▶ WHAT IS EXPECTED
Reproduce the data in its entirety, exactly as written.

▶ SUPPLIED DATA
[Start of section]

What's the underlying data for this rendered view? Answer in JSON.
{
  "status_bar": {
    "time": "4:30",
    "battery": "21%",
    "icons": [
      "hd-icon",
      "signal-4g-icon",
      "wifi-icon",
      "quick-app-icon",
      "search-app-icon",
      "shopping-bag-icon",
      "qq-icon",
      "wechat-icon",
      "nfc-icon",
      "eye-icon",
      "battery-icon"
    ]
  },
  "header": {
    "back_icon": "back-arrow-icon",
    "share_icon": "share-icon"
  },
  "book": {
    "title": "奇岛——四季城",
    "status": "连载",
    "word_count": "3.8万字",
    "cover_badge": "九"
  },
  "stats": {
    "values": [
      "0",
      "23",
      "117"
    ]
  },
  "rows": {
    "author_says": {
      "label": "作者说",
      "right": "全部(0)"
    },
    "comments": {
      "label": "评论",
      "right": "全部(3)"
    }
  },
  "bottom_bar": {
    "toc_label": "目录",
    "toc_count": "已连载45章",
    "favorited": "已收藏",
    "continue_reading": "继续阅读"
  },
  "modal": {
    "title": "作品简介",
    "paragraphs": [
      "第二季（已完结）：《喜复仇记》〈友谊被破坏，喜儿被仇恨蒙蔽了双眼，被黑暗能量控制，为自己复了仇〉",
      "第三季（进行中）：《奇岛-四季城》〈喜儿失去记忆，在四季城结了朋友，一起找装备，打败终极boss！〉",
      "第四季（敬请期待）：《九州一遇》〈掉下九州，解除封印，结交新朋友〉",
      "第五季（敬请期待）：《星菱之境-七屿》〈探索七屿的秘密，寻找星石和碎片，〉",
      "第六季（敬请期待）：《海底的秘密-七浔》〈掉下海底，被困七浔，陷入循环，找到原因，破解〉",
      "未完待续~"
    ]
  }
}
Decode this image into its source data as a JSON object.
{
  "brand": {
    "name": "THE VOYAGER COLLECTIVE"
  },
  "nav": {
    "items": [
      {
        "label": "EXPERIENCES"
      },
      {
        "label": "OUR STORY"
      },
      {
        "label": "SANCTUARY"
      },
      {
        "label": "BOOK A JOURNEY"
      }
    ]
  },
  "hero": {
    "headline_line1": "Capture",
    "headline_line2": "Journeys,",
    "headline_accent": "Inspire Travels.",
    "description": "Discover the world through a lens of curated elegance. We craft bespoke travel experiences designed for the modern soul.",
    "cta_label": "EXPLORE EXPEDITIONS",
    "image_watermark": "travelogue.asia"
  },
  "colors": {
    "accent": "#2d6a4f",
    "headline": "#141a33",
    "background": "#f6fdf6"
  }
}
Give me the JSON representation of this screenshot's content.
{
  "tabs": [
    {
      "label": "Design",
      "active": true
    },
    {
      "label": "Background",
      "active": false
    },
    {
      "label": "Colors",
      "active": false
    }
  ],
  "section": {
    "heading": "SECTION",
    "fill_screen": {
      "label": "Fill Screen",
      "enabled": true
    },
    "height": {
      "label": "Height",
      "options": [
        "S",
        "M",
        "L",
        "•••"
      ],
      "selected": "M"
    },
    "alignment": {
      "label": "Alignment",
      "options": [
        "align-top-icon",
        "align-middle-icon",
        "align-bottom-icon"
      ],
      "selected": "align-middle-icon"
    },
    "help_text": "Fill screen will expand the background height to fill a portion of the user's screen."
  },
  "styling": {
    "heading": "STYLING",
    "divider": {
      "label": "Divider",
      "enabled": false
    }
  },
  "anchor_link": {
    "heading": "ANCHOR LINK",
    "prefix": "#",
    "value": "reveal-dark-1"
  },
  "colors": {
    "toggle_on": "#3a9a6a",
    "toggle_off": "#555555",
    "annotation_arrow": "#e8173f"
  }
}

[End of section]

▶ YOUR SOLUTION
What's the underlying data for this rendered view? Answer in JSON.
{
  "status_bar": {
    "time": "4:30",
    "battery": "21%",
    "icons": [
      "hd-icon",
      "signal-4g-icon",
      "wifi-icon",
      "quick-app-icon",
      "search-app-icon",
      "shopping-bag-icon",
      "qq-icon",
      "wechat-icon",
      "nfc-icon",
      "eye-icon",
      "battery-icon"
    ]
  },
  "header": {
    "back_icon": "back-arrow-icon",
    "share_icon": "share-icon"
  },
  "book": {
    "title": "奇岛——四季城",
    "status": "连载",
    "word_count": "3.8万字",
    "cover_badge": "九"
  },
  "stats": {
    "values": [
      "0",
      "23",
      "117"
    ]
  },
  "rows": {
    "author_says": {
      "label": "作者说",
      "right": "全部(0)"
    },
    "comments": {
      "label": "评论",
      "right": "全部(3)"
    }
  },
  "bottom_bar": {
    "toc_label": "目录",
    "toc_count": "已连载45章",
    "favorited": "已收藏",
    "continue_reading": "继续阅读"
  },
  "modal": {
    "title": "作品简介",
    "paragraphs": [
      "第二季（已完结）：《喜复仇记》〈友谊被破坏，喜儿被仇恨蒙蔽了双眼，被黑暗能量控制，为自己复了仇〉",
      "第三季（进行中）：《奇岛-四季城》〈喜儿失去记忆，在四季城结了朋友，一起找装备，打败终极boss！〉",
      "第四季（敬请期待）：《九州一遇》〈掉下九州，解除封印，结交新朋友〉",
      "第五季（敬请期待）：《星菱之境-七屿》〈探索七屿的秘密，寻找星石和碎片，〉",
      "第六季（敬请期待）：《海底的秘密-七浔》〈掉下海底，被困七浔，陷入循环，找到原因，破解〉",
      "未完待续~"
    ]
  }
}
Decode this image into its source data as a JSON object.
{
  "brand": {
    "name": "THE VOYAGER COLLECTIVE"
  },
  "nav": {
    "items": [
      {
        "label": "EXPERIENCES"
      },
      {
        "label": "OUR STORY"
      },
      {
        "label": "SANCTUARY"
      },
      {
        "label": "BOOK A JOURNEY"
      }
    ]
  },
  "hero": {
    "headline_line1": "Capture",
    "headline_line2": "Journeys,",
    "headline_accent": "Inspire Travels.",
    "description": "Discover the world through a lens of curated elegance. We craft bespoke travel experiences designed for the modern soul.",
    "cta_label": "EXPLORE EXPEDITIONS",
    "image_watermark": "travelogue.asia"
  },
  "colors": {
    "accent": "#2d6a4f",
    "headline": "#141a33",
    "background": "#f6fdf6"
  }
}
Give me the JSON representation of this screenshot's content.
{
  "tabs": [
    {
      "label": "Design",
      "active": true
    },
    {
      "label": "Background",
      "active": false
    },
    {
      "label": "Colors",
      "active": false
    }
  ],
  "section": {
    "heading": "SECTION",
    "fill_screen": {
      "label": "Fill Screen",
      "enabled": true
    },
    "height": {
      "label": "Height",
      "options": [
        "S",
        "M",
        "L",
        "•••"
      ],
      "selected": "M"
    },
    "alignment": {
      "label": "Alignment",
      "options": [
        "align-top-icon",
        "align-middle-icon",
        "align-bottom-icon"
      ],
      "selected": "align-middle-icon"
    },
    "help_text": "Fill screen will expand the background height to fill a portion of the user's screen."
  },
  "styling": {
    "heading": "STYLING",
    "divider": {
      "label": "Divider",
      "enabled": false
    }
  },
  "anchor_link": {
    "heading": "ANCHOR LINK",
    "prefix": "#",
    "value": "reveal-dark-1"
  },
  "colors": {
    "toggle_on": "#3a9a6a",
    "toggle_off": "#555555",
    "annotation_arrow": "#e8173f"
  }
}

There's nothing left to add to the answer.